These whole-grain muffins are so delicious, kids will never suspect they are loaded with healthy ingredients! Each muffin contains a little over 5 grams of added sugar*, far less than you would get in a commercial variety.
*Added sugar does not include the naturally occurring sugar found in the berries and yogurt.
1 cup fresh, frozen or canned blueberries, rinsed and drained
1 ¼ cups whole wheat pastry flour
½ cup quick cooking oats
¼ cup sugar
2 teaspoons baking powder
1 cup Greek lemon yogurt
(if using the individual cartons, it will require about 1.5 containers)
¼ cup canola oil
Preheat oven to 375 degrees. Use a non-stick muffin pan or paper muffin liners. (I prefer to use the silicone mini-muffin pans). Mix flour, sugar and baking powder in large mixing bowl. In another bowl, beat eggs and mix in yogurt and vegetable oil. Stir into dry ingredients and mix lightly. Fold in blueberries. Bake 18-20 minutes or until muffin tops are browned. Loosen muffins and serve warm. They also freeze well.
Servings: 12 medium muffins or 24 mini-muffins
Connie Evers, MS, RDN, CSSD, LD
Author, How to Teach Nutrition to Kids
Crisp fall days remind me of great after school snacks. We knew the ropes. We could have a piece of fruit, 2 cookies and milk. The fruit and the cookies were small in those days. What came next was equally important: a list of chores – indoors or out. We lounged about a half hour, then it was time to get busy.
“Smart snacking” wasn’t on the radar then, but our snack limits and activities (chores) were–all without a government agency within 200 miles. Today government gets involved because so many children are overweight or obese and snacks make up at least 27% of their daily calories. (Trends in Snacking Among U.S. Children view here)

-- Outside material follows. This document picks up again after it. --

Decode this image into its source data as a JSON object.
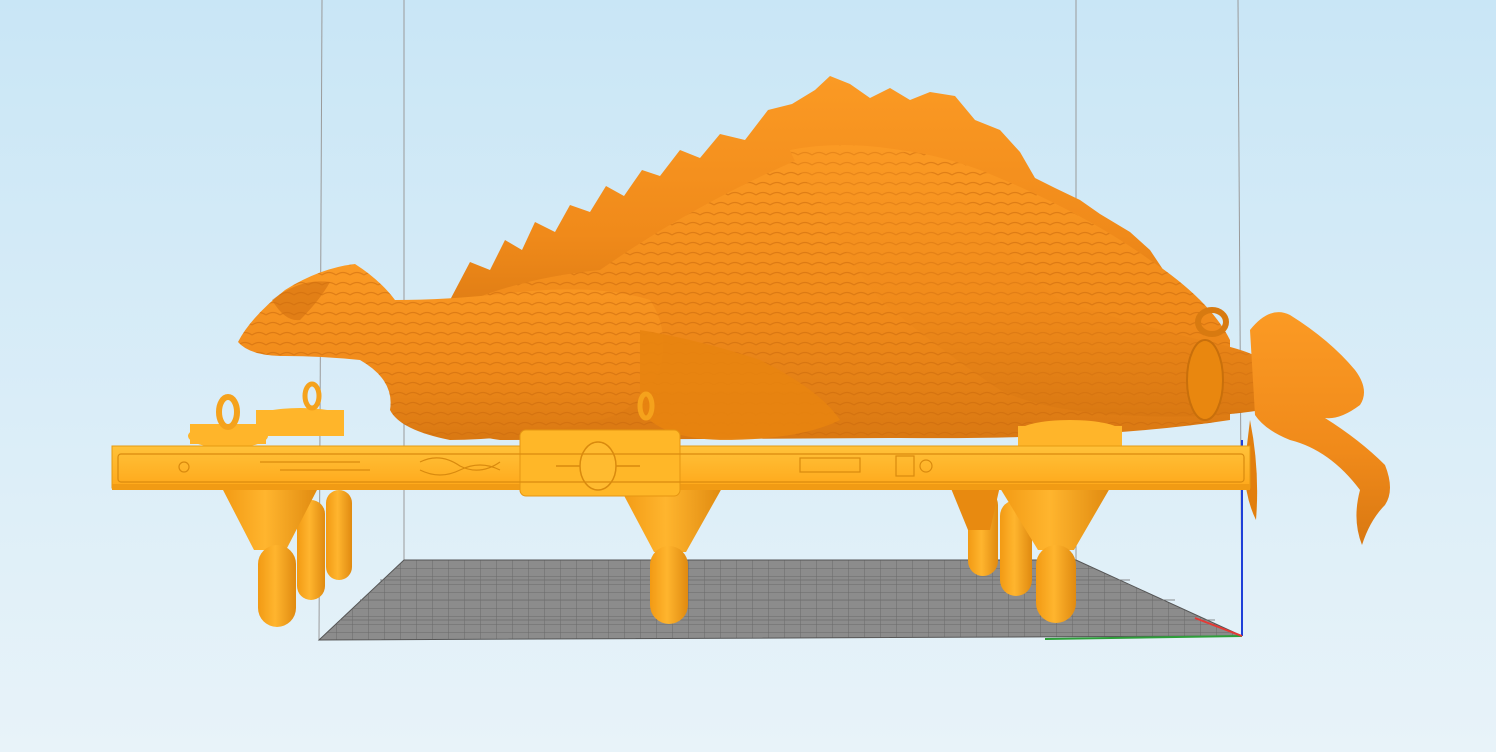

HBA staff rolled up their sleeves to address the latest snack guidelines for schools along with Kansas State Department of Education’s Team Nutrition. Guidelines for in-school snacks can be found here.
Our goal: Provide bakers at home, in Family & Consumer Sciences classrooms, school clubs and cafeterias A Baker’s Dozen Smart
Snack Baking Recipes!
The Top 5 “smart snack baking” steps we used for developing the recipes include:
- Use 51% or more whole grain – whole wheat flour, oatmeal, whole cornmeal, flax meal are whole grains used in the recipes. Every serving is 8g or more whole grain.
Baking with Whole Wheat Flour
- Portion control— we have to lose the “mega-sized” rolls, bread sticks, cookies, cupcakes or bars. A look at the Portion Distortion Interactive quizzes helps tell the story of our American weight gain.
- Control sugars with an icing drizzle…no ½-inch frostings.
- Reduce saturated fat—cream vegetable oil with butter and used flax meal egg substitute in some recipes. Check out this Kitchen Science handout
- Home-baking recipes are often less sodium than commercially baked goods. Using vegetable oil and unsalted butter also reduce sodium.
HBA can’t assign active chores for kids to get them moving, but we can offer A Baker’s Dozen Smart Snack Baking Recipes. The recipes can all be served or sold in school hours and include:
Breakfast: Oatmeal Fruit Bars; Apple Cinnamon Rolls; Carrot Streusel Coffeecake
Breads: Bread Sticks; Confetti Cornbread (still testing!) and Soft Pretzels
Cakes: Buttermilk Chocolate; Carrot Cupcakes and Spice Snack Cake
Cookies: Cinnamon Crunch; Double Chocolate; Oatmeal; Soft and Chewy Chocolate Chip; Soft Sugar
Dessert: Country Fruit Cobbler